Some of the freshest musical numbers like “Revenge Party,” “Fearless” and Act II’s “World Burn,” a scintillating take on revenge by Ms. Hassan’s Regina (a recent MT grad making her National Tour Debut with “MG.”) who hits and holds some amazing vocal notes. One of the wittiest musical moments include a Halloween-party number in which young women defend tarty costumes as emblems of feminist independence.
Heather Ayers is also a notably wonderful triple-treat as Cady’s mom, 12th-grade calculus teacher Ms. Norbury and Regina’s wannabe-cool mom, Mrs. George.
With LED screens providing instantaneous scene changes, the cool clique hits a shopping mall, rather than ordering online, providing an excuse for inside jokes and sight gags, like the mall’s satirical store names such as Shameless Shoes and the 1-3-5 clothing store. And you’d better be a size 1, 3 or 5 if you want to sit at Regina’s lunch table, whose scathing remarks and conniving attitude strikes fear in the entire student body.
By the end, when the feuding students have learned the errors of their divergent ways, high-volume hymns of uplift have taken over, and only an occasional number — like “What’s Wrong With Me?” a cri de coeur of insecurity, affectingly performed by Mary Beth Donahoe this night — offers essential insights into character and truly propels the plot.
And, you probably already know this if you’ve seen the movie, but near the end of “Mean Girls”—both in the original 2004 film and the 2018 musical adaptation — there is an untimely, jarring accident with a certain designer-garbed despot when a set piece abruptly arrives, shocking the viewers into uncontrollable laughter.

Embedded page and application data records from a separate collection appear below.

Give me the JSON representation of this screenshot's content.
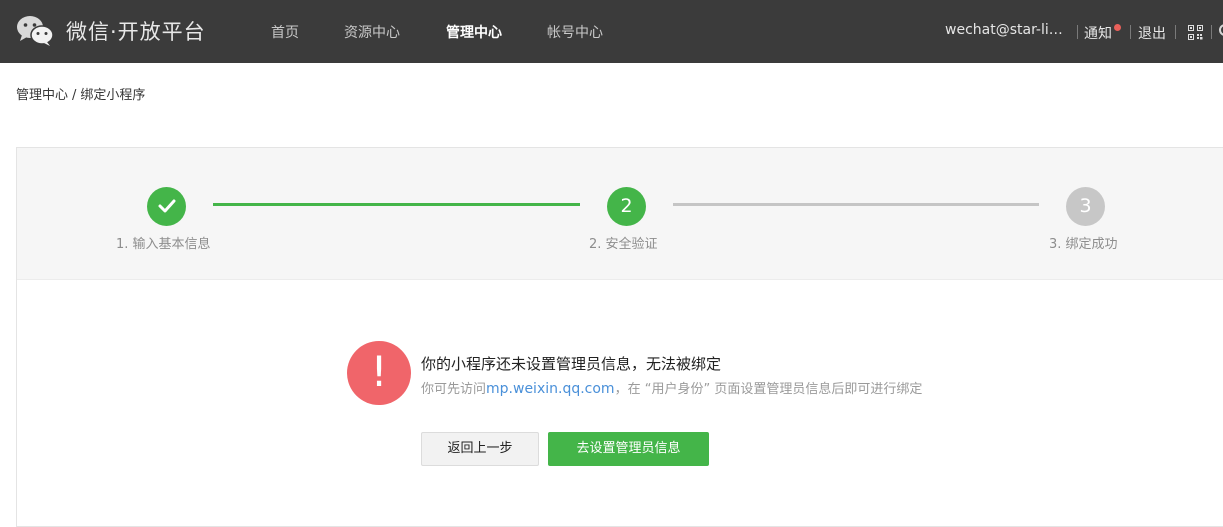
{
  "header": {
    "brand": "微信·开放平台",
    "logo_icon": "wechat-logo-icon",
    "nav": [
      {
        "label": "首页",
        "active": false
      },
      {
        "label": "资源中心",
        "active": false
      },
      {
        "label": "管理中心",
        "active": true
      },
      {
        "label": "帐号中心",
        "active": false
      }
    ],
    "account": "wechat@star-livi...",
    "notify_label": "通知",
    "notify_dot_color": "#e9605a",
    "logout_label": "退出",
    "qr_icon": "qr-code-icon",
    "bg_color": "#3b3b3b"
  },
  "breadcrumb": {
    "parent": "管理中心",
    "separator": "/",
    "current": "绑定小程序"
  },
  "steps": [
    {
      "label": "1. 输入基本信息",
      "marker": "",
      "state": "done",
      "icon": "check-icon"
    },
    {
      "label": "2. 安全验证",
      "marker": "2",
      "state": "current"
    },
    {
      "label": "3. 绑定成功",
      "marker": "3",
      "state": "todo"
    }
  ],
  "message": {
    "icon": "exclamation-icon",
    "icon_glyph": "!",
    "title": "你的小程序还未设置管理员信息，无法被绑定",
    "desc_prefix": "你可先访问",
    "desc_link": "mp.weixin.qq.com",
    "desc_suffix": "，在 “用户身份” 页面设置管理员信息后即可进行绑定"
  },
  "buttons": {
    "back_label": "返回上一步",
    "primary_label": "去设置管理员信息"
  },
  "colors": {
    "accent_green": "#44b549",
    "warning_red": "#f0656a",
    "link_blue": "#4a90d9",
    "step_todo_gray": "#c7c7c7"
  }
}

Segerstrom Center for the Arts Presents MEAN GIRLS, BASED ON TINA FEY’S HIT MOVIE “MEAN GIRLS” March 7th – 19th. Book by nine-time Emmy Award® winner Tina Fey, based on her screenplay for the film, music by three-time Emmy Award® winner Jeff Richmond; and lyrics by two-time Tony Award® nominee Nell Benjamin. Tony Award® winner Casey Nicholaw directs and choreographs.

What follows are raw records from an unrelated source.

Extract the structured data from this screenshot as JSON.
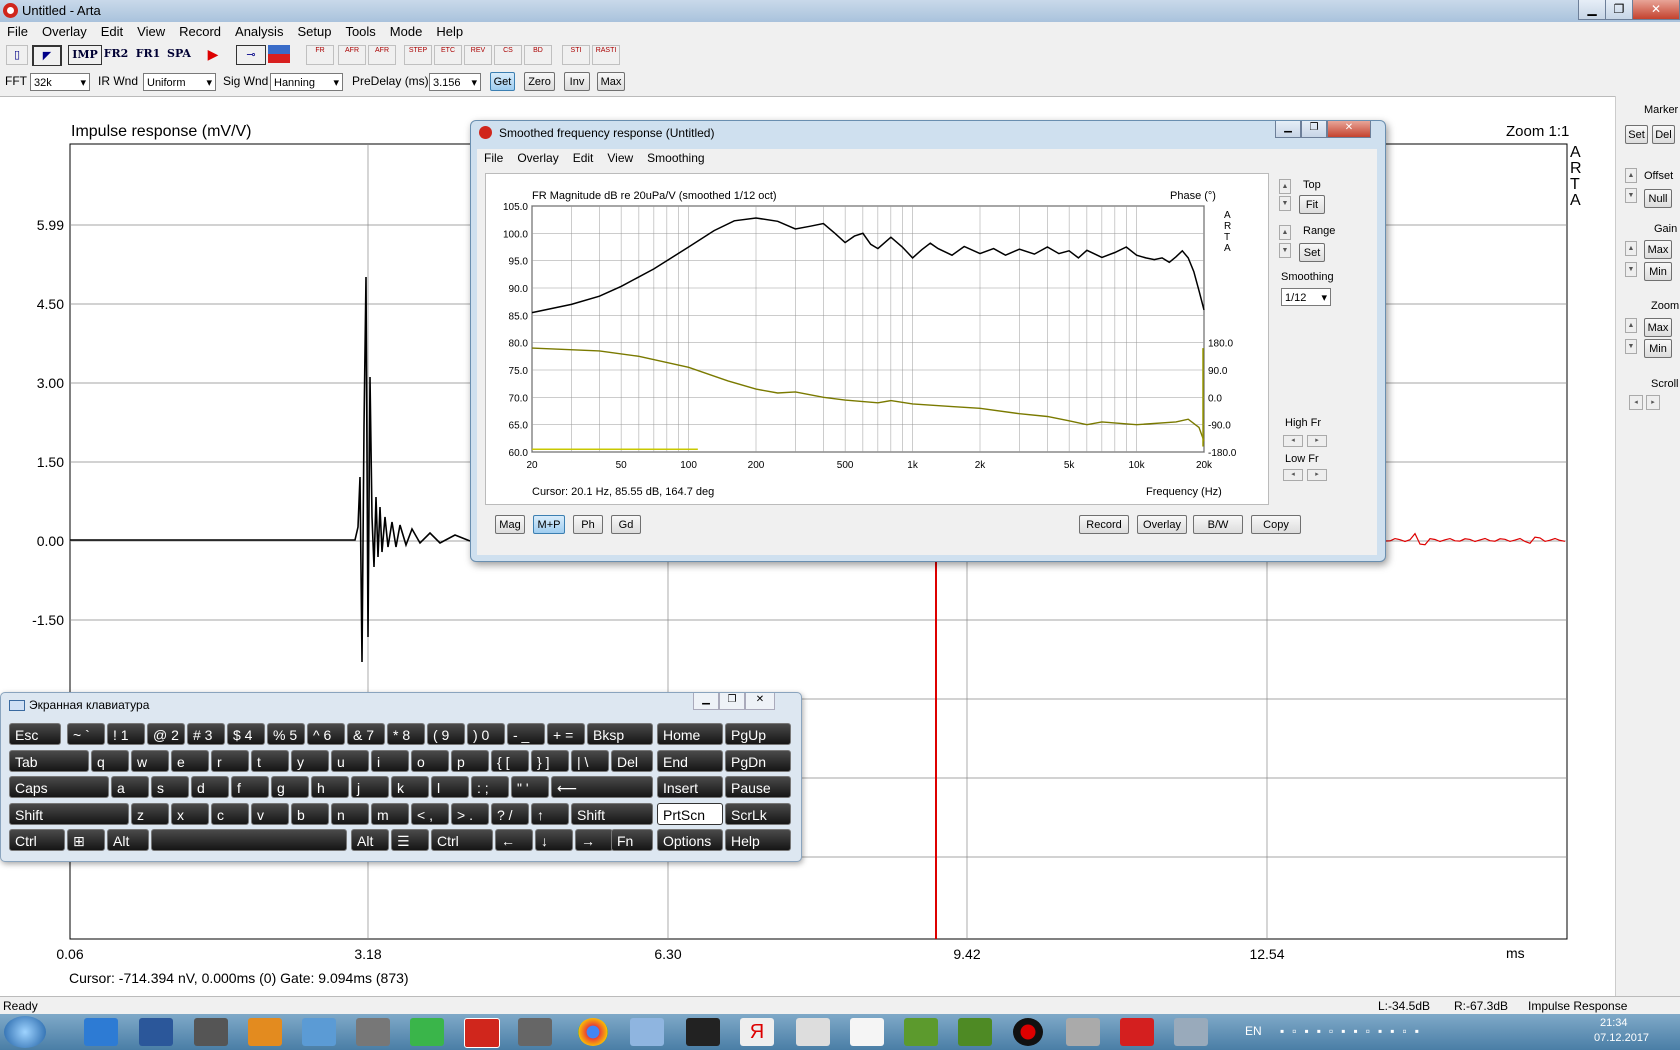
{
  "window": {
    "title": "Untitled - Arta"
  },
  "menu": [
    "File",
    "Overlay",
    "Edit",
    "View",
    "Record",
    "Analysis",
    "Setup",
    "Tools",
    "Mode",
    "Help"
  ],
  "toolbar": {
    "imp": "IMP",
    "fr2": "FR2",
    "fr1": "FR1",
    "spa": "SPA",
    "small_labels": [
      "FR",
      "AFR",
      "AFR",
      "STEP",
      "ETC",
      "REV",
      "CS",
      "BD",
      "STI",
      "RASTI"
    ]
  },
  "options": {
    "fft_label": "FFT",
    "fft_value": "32k",
    "irwnd_label": "IR Wnd",
    "irwnd_value": "Uniform",
    "sigwnd_label": "Sig Wnd",
    "sigwnd_value": "Hanning",
    "predelay_label": "PreDelay (ms)",
    "predelay_value": "3.156",
    "buttons": [
      "Get",
      "Zero",
      "Inv",
      "Max"
    ]
  },
  "main_plot": {
    "title": "Impulse response (mV/V)",
    "zoom": "Zoom 1:1",
    "arta": "A R T A",
    "y_ticks": [
      "5.99",
      "4.50",
      "3.00",
      "1.50",
      "0.00",
      "-1.50"
    ],
    "x_ticks": [
      "0.06",
      "3.18",
      "6.30",
      "9.42",
      "12.54"
    ],
    "x_unit": "ms",
    "cursor": "Cursor: -714.394 nV, 0.000ms (0)  Gate: 9.094ms (873)"
  },
  "right_panel": {
    "marker": "Marker",
    "set": "Set",
    "del": "Del",
    "offset": "Offset",
    "null": "Null",
    "gain": "Gain",
    "gain_max": "Max",
    "gain_min": "Min",
    "zoom": "Zoom",
    "zoom_max": "Max",
    "zoom_min": "Min",
    "scroll": "Scroll"
  },
  "dialog": {
    "title": "Smoothed frequency response (Untitled)",
    "menu": [
      "File",
      "Overlay",
      "Edit",
      "View",
      "Smoothing"
    ],
    "plot_title": "FR Magnitude dB re 20uPa/V (smoothed 1/12 oct)",
    "phase_label": "Phase (°)",
    "arta": "A R T A",
    "y_ticks": [
      "105.0",
      "100.0",
      "95.0",
      "90.0",
      "85.0",
      "80.0",
      "75.0",
      "70.0",
      "65.0",
      "60.0"
    ],
    "phase_ticks": [
      "180.0",
      "90.0",
      "0.0",
      "-90.0",
      "-180.0"
    ],
    "x_ticks": [
      "20",
      "50",
      "100",
      "200",
      "500",
      "1k",
      "2k",
      "5k",
      "10k",
      "20k"
    ],
    "x_unit": "Frequency (Hz)",
    "cursor": "Cursor: 20.1 Hz, 85.55 dB, 164.7 deg",
    "side": {
      "top": "Top",
      "fit": "Fit",
      "range": "Range",
      "set": "Set",
      "smoothing": "Smoothing",
      "smoothing_value": "1/12",
      "high": "High Fr",
      "low": "Low Fr"
    },
    "bottom_left": [
      "Mag",
      "M+P",
      "Ph",
      "Gd"
    ],
    "bottom_right": [
      "Record",
      "Overlay",
      "B/W",
      "Copy"
    ]
  },
  "keyboard": {
    "title": "Экранная клавиатура",
    "rows": [
      [
        [
          "Esc",
          8,
          52
        ],
        [
          "~ `",
          66,
          38
        ],
        [
          "! 1",
          106,
          38
        ],
        [
          "@ 2",
          146,
          38
        ],
        [
          "# 3",
          186,
          38
        ],
        [
          "$ 4",
          226,
          38
        ],
        [
          "% 5",
          266,
          38
        ],
        [
          "^ 6",
          306,
          38
        ],
        [
          "& 7",
          346,
          38
        ],
        [
          "* 8",
          386,
          38
        ],
        [
          "( 9",
          426,
          38
        ],
        [
          ") 0",
          466,
          38
        ],
        [
          "- _",
          506,
          38
        ],
        [
          "+ =",
          546,
          38
        ],
        [
          "Bksp",
          586,
          66
        ],
        [
          "Home",
          656,
          66
        ],
        [
          "PgUp",
          724,
          66
        ]
      ],
      [
        [
          "Tab",
          8,
          80
        ],
        [
          "q",
          90,
          38
        ],
        [
          "w",
          130,
          38
        ],
        [
          "e",
          170,
          38
        ],
        [
          "r",
          210,
          38
        ],
        [
          "t",
          250,
          38
        ],
        [
          "y",
          290,
          38
        ],
        [
          "u",
          330,
          38
        ],
        [
          "i",
          370,
          38
        ],
        [
          "o",
          410,
          38
        ],
        [
          "p",
          450,
          38
        ],
        [
          "{ [",
          490,
          38
        ],
        [
          "} ]",
          530,
          38
        ],
        [
          "| \\",
          570,
          38
        ],
        [
          "Del",
          610,
          42
        ],
        [
          "End",
          656,
          66
        ],
        [
          "PgDn",
          724,
          66
        ]
      ],
      [
        [
          "Caps",
          8,
          100
        ],
        [
          "a",
          110,
          38
        ],
        [
          "s",
          150,
          38
        ],
        [
          "d",
          190,
          38
        ],
        [
          "f",
          230,
          38
        ],
        [
          "g",
          270,
          38
        ],
        [
          "h",
          310,
          38
        ],
        [
          "j",
          350,
          38
        ],
        [
          "k",
          390,
          38
        ],
        [
          "l",
          430,
          38
        ],
        [
          ": ;",
          470,
          38
        ],
        [
          "\" '",
          510,
          38
        ],
        [
          "⟵",
          550,
          102
        ],
        [
          "Insert",
          656,
          66
        ],
        [
          "Pause",
          724,
          66
        ]
      ],
      [
        [
          "Shift",
          8,
          120
        ],
        [
          "z",
          130,
          38
        ],
        [
          "x",
          170,
          38
        ],
        [
          "c",
          210,
          38
        ],
        [
          "v",
          250,
          38
        ],
        [
          "b",
          290,
          38
        ],
        [
          "n",
          330,
          38
        ],
        [
          "m",
          370,
          38
        ],
        [
          "< ,",
          410,
          38
        ],
        [
          "> .",
          450,
          38
        ],
        [
          "? /",
          490,
          38
        ],
        [
          "↑",
          530,
          38
        ],
        [
          "Shift",
          570,
          82
        ],
        [
          "PrtScn",
          656,
          66
        ],
        [
          "ScrLk",
          724,
          66
        ]
      ],
      [
        [
          "Ctrl",
          8,
          56
        ],
        [
          "⊞",
          66,
          38
        ],
        [
          "Alt",
          106,
          42
        ],
        [
          "",
          150,
          196
        ],
        [
          "Alt",
          350,
          38
        ],
        [
          "☰",
          390,
          38
        ],
        [
          "Ctrl",
          430,
          62
        ],
        [
          "←",
          494,
          38
        ],
        [
          "↓",
          534,
          38
        ],
        [
          "→",
          574,
          38
        ],
        [
          "Fn",
          610,
          42
        ],
        [
          "Options",
          656,
          66
        ],
        [
          "Help",
          724,
          66
        ]
      ]
    ]
  },
  "status": {
    "ready": "Ready",
    "left": "L:-34.5dB",
    "right": "R:-67.3dB",
    "mode": "Impulse Response"
  },
  "taskbar": {
    "lang": "EN",
    "time": "21:34",
    "date": "07.12.2017"
  }
}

The tour cast will feature English Bernhardt as Cady Heron, Nadina Hassan as Regina George, Jasmine Rogers as Gretchen Wieners, Morgan Ashley Bryant as Karen Smith, Lindsay Heather Pearce as Janis Sarkisian, Eric Huffman as Damian Hubbard, Adante Carter as Aaron Samuels, Caleb Mathura as Kevin G., Heather Ayers as Mrs. Heron/Ms. Norbury/Mrs. George, Lawrence E. Street as Mr. Duvall and Adriana Scalice as Standby for Cady, Regina, and Janis. The cast also includes Wesley J. Barnes, Erica Simone Barnett, Noah Blessing, Mary Beth Donahoe, Sky Flaherty, Michael Samarie George, Samuel Gerber, Megan Grosso, Dan Horn, Maya Imani, Lily Kaufmann, Milan Magaña, Chelsea Mitchell-Bonsu, Grace Romanello, Sydney Mei Ruf-Wong, Kyra Smith, Avilon Trust Tate, Kevin Wang, and Iain Young.

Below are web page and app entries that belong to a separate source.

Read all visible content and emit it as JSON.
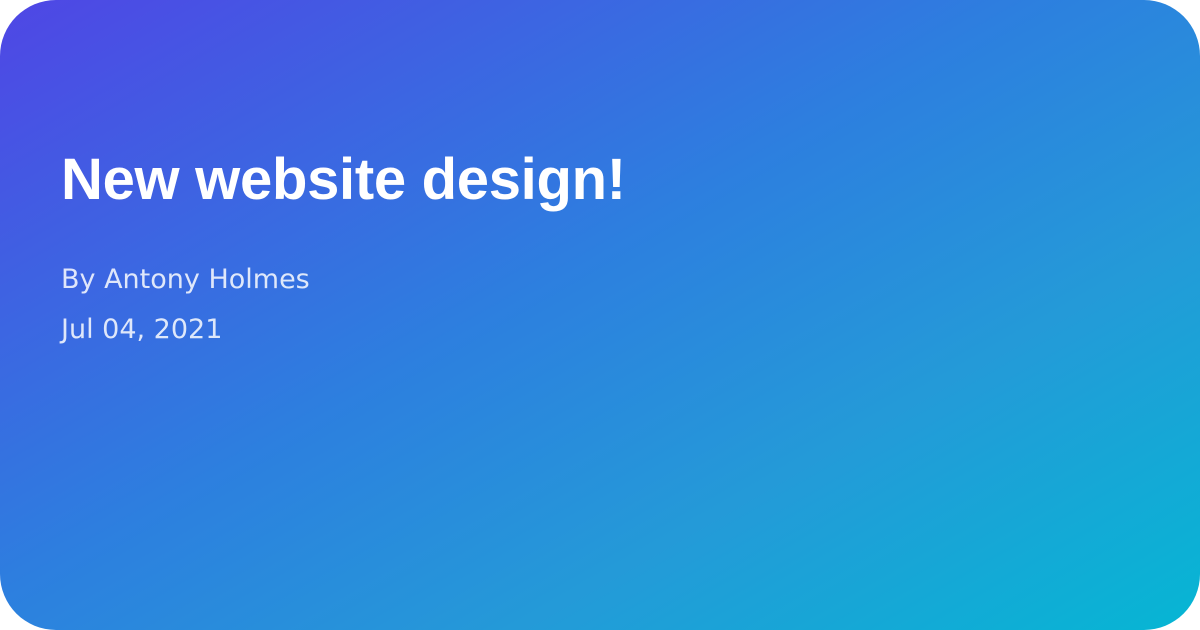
{
  "card": {
    "title": "New website design!",
    "author": "By Antony Holmes",
    "date": "Jul 04, 2021"
  },
  "colors": {
    "gradient_start": "#4f46e5",
    "gradient_end": "#06b6d4",
    "text": "#ffffff"
  }
}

The creative team includes Scott Pask (Set Design), Gregg Barnes (Costume Design), Kenneth Posner (Lighting Design), Brian Ronan (Sound Design), Finn Ross & Adam Young (Video Design), Josh Marquette (Hair Design), Milagros Medina-Cerdeira (Make-Up Design), Mary-Mitchell Campbell (Music Supervisor), Chris Kong (Music Director), John Clancy (Orchestrations), Glen Kelly (Dance and Incidental Music Arrangements), Mary-Mitchell Campbell, Jeff Richmond, and Natalie Tenenbaum (Vocal Arrangements), Howard Joines (Music Coordinator), and The Telsey Office / Bethany Knox, CSA (Casting).
Tickets are available online at SCFTA.org, at the Box Office at 600 Town Center Drive in Costa Mesa, or by calling (714) 556-2787.
Arts & Entertainment Reviewer
The Show Report